(DATA RECORDS Opens)

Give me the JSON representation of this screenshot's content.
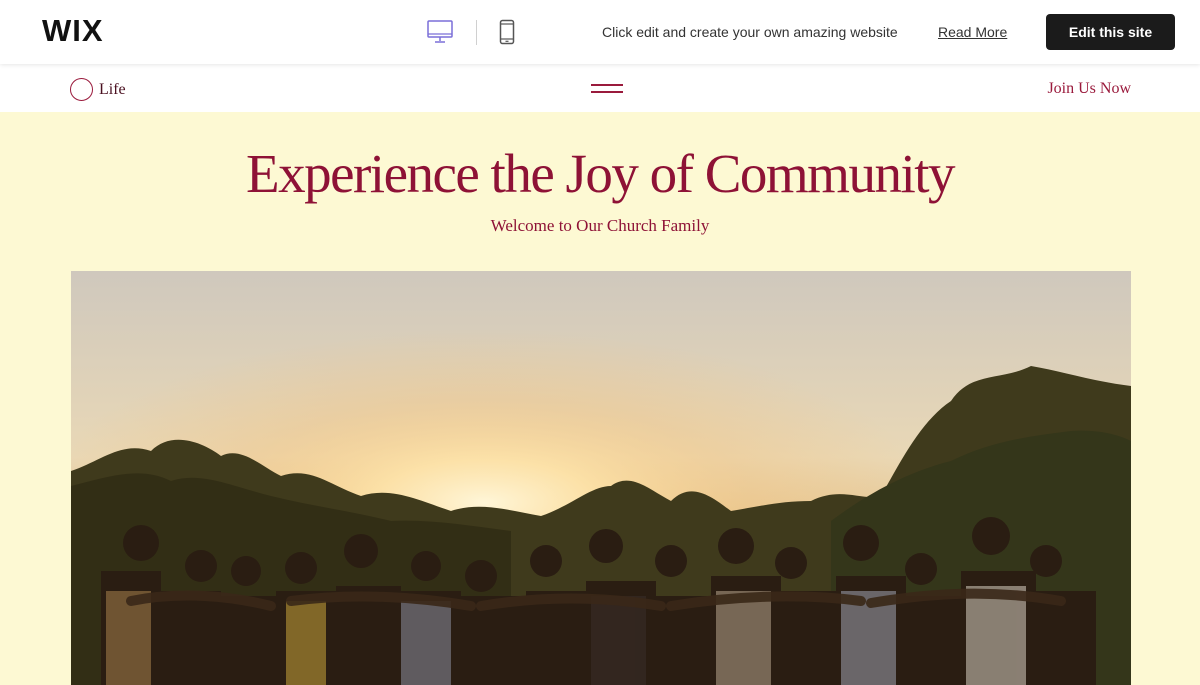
{
  "wix_bar": {
    "logo": "WIX",
    "promo_text": "Click edit and create your own amazing website",
    "read_more": "Read More",
    "edit_button": "Edit this site",
    "icons": [
      "desktop-icon",
      "mobile-icon"
    ],
    "desktop_active_color": "#7a6fd8"
  },
  "site_header": {
    "logo_text": "Life",
    "join_link": "Join Us Now"
  },
  "hero": {
    "title": "Experience the Joy of Community",
    "subtitle": "Welcome to Our Church Family",
    "photo": "people-embracing-at-sunset"
  },
  "colors": {
    "accent": "#8e1236",
    "hero_background": "#fdf9d3",
    "edit_button_bg": "#1b1b1b"
  }
}
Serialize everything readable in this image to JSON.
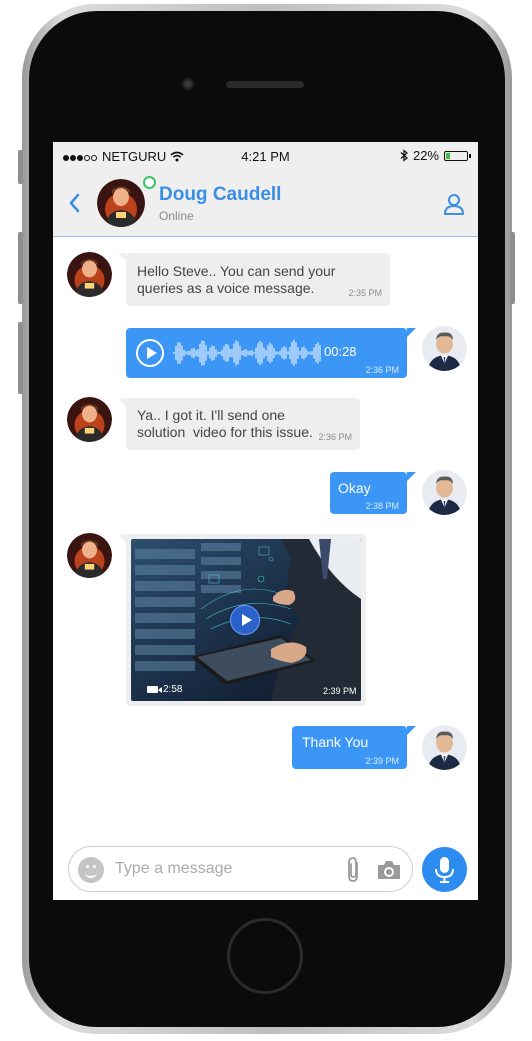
{
  "status_bar": {
    "carrier": "NETGURU",
    "time": "4:21 PM",
    "battery": "22%",
    "battery_level": 0.22,
    "signal_bars": 3
  },
  "header": {
    "contact_name": "Doug Caudell",
    "presence": "Online"
  },
  "messages": [
    {
      "type": "text",
      "direction": "incoming",
      "lines": [
        "Hello Steve.. You can send your",
        "queries as a voice message."
      ],
      "time": "2:35 PM"
    },
    {
      "type": "voice",
      "direction": "outgoing",
      "duration": "00:28",
      "time": "2:36 PM"
    },
    {
      "type": "text",
      "direction": "incoming",
      "lines": [
        "Ya.. I got it. I'll send one",
        "solution  video for this issue."
      ],
      "time": "2:36 PM"
    },
    {
      "type": "text",
      "direction": "outgoing",
      "text": "Okay",
      "time": "2:38 PM"
    },
    {
      "type": "video",
      "direction": "incoming",
      "duration": "2:58",
      "time": "2:39 PM"
    },
    {
      "type": "text",
      "direction": "outgoing",
      "text": "Thank You",
      "time": "2:39 PM"
    }
  ],
  "composer": {
    "placeholder": "Type a message"
  },
  "colors": {
    "accent": "#3b96f5",
    "incoming_bubble": "#eeeeee",
    "online": "#3cc46a",
    "battery_fill": "#3dc13c"
  },
  "icons": [
    "back-chevron-icon",
    "profile-icon",
    "play-icon",
    "waveform-icon",
    "video-camera-icon",
    "emoji-icon",
    "attachment-icon",
    "camera-icon",
    "microphone-icon"
  ]
}
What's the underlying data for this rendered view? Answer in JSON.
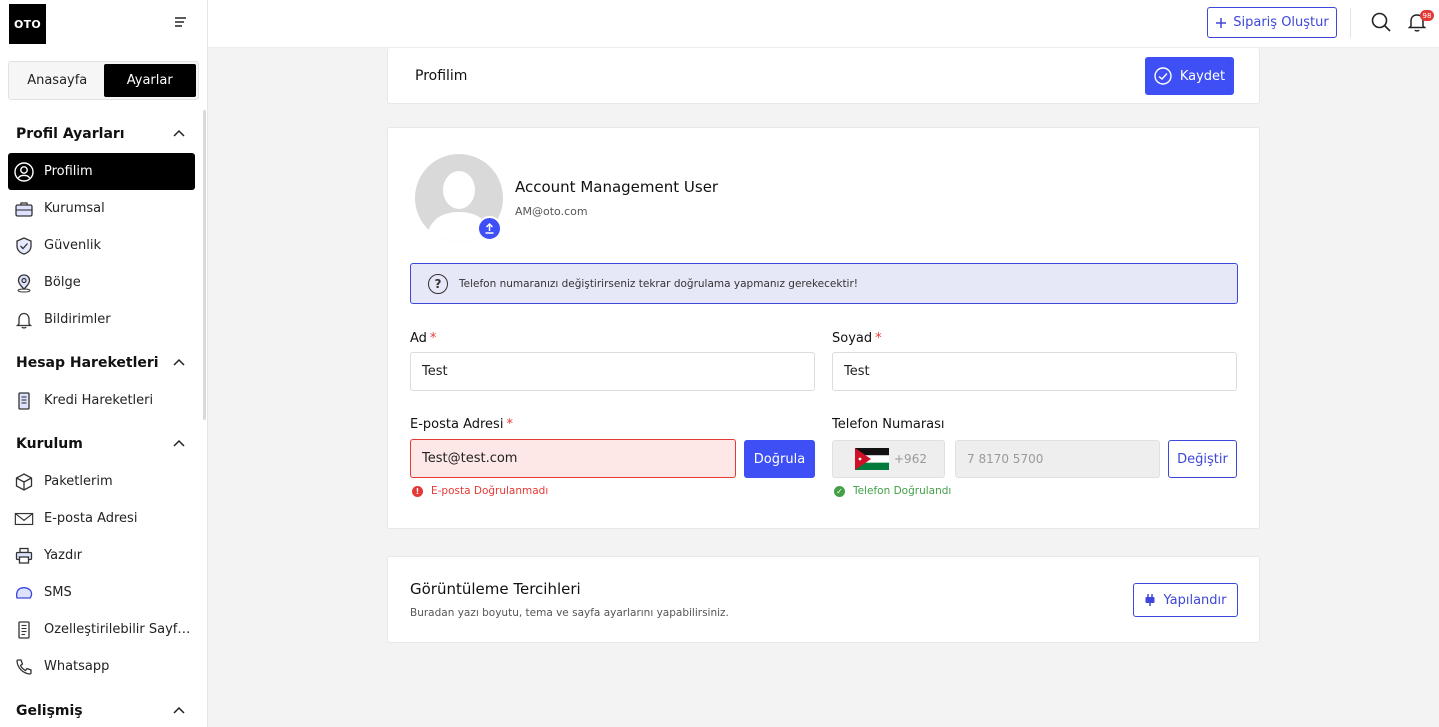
{
  "app": {
    "logo_text": "OTO"
  },
  "segment": {
    "home": "Anasayfa",
    "settings": "Ayarlar"
  },
  "sidebar": {
    "sections": [
      {
        "title": "Profil Ayarları"
      },
      {
        "title": "Hesap Hareketleri"
      },
      {
        "title": "Kurulum"
      },
      {
        "title": "Gelişmiş"
      }
    ],
    "items": [
      {
        "label": "Profilim",
        "icon": "user-circle-icon"
      },
      {
        "label": "Kurumsal",
        "icon": "briefcase-icon"
      },
      {
        "label": "Güvenlik",
        "icon": "shield-icon"
      },
      {
        "label": "Bölge",
        "icon": "location-pin-icon"
      },
      {
        "label": "Bildirimler",
        "icon": "bell-icon"
      },
      {
        "label": "Kredi Hareketleri",
        "icon": "receipt-icon"
      },
      {
        "label": "Paketlerim",
        "icon": "package-icon"
      },
      {
        "label": "E-posta Adresi",
        "icon": "envelope-icon"
      },
      {
        "label": "Yazdır",
        "icon": "printer-icon"
      },
      {
        "label": "SMS",
        "icon": "sms-icon"
      },
      {
        "label": "Özelleştirilebilir Sayfa...",
        "icon": "page-icon"
      },
      {
        "label": "Whatsapp",
        "icon": "phone-icon"
      }
    ]
  },
  "topbar": {
    "create_order": "Sipariş Oluştur",
    "notification_count": "98"
  },
  "header": {
    "title": "Profilim",
    "save": "Kaydet"
  },
  "profile": {
    "name": "Account Management User",
    "email": "AM@oto.com",
    "info": "Telefon numaranızı değiştirirseniz tekrar doğrulama yapmanız gerekecektir!",
    "first_name": {
      "label": "Ad",
      "required": "*",
      "value": "Test"
    },
    "last_name": {
      "label": "Soyad",
      "required": "*",
      "value": "Test"
    },
    "email_field": {
      "label": "E-posta Adresi",
      "required": "*",
      "value": "Test@test.com",
      "error": "E-posta Doğrulanmadı",
      "verify": "Doğrula"
    },
    "phone": {
      "label": "Telefon Numarası",
      "code": "+962",
      "number": "7 8170 5700",
      "status": "Telefon Doğrulandı",
      "change": "Değiştir"
    }
  },
  "display": {
    "title": "Görüntüleme Tercihleri",
    "subtitle": "Buradan yazı boyutu, tema ve sayfa ayarlarını yapabilirsiniz.",
    "configure": "Yapılandır"
  },
  "colors": {
    "accent": "#3d4ff5",
    "error": "#e53935",
    "success": "#43a047"
  }
}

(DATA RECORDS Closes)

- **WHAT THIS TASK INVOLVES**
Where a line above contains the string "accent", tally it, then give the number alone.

- **THE ANSWER**
3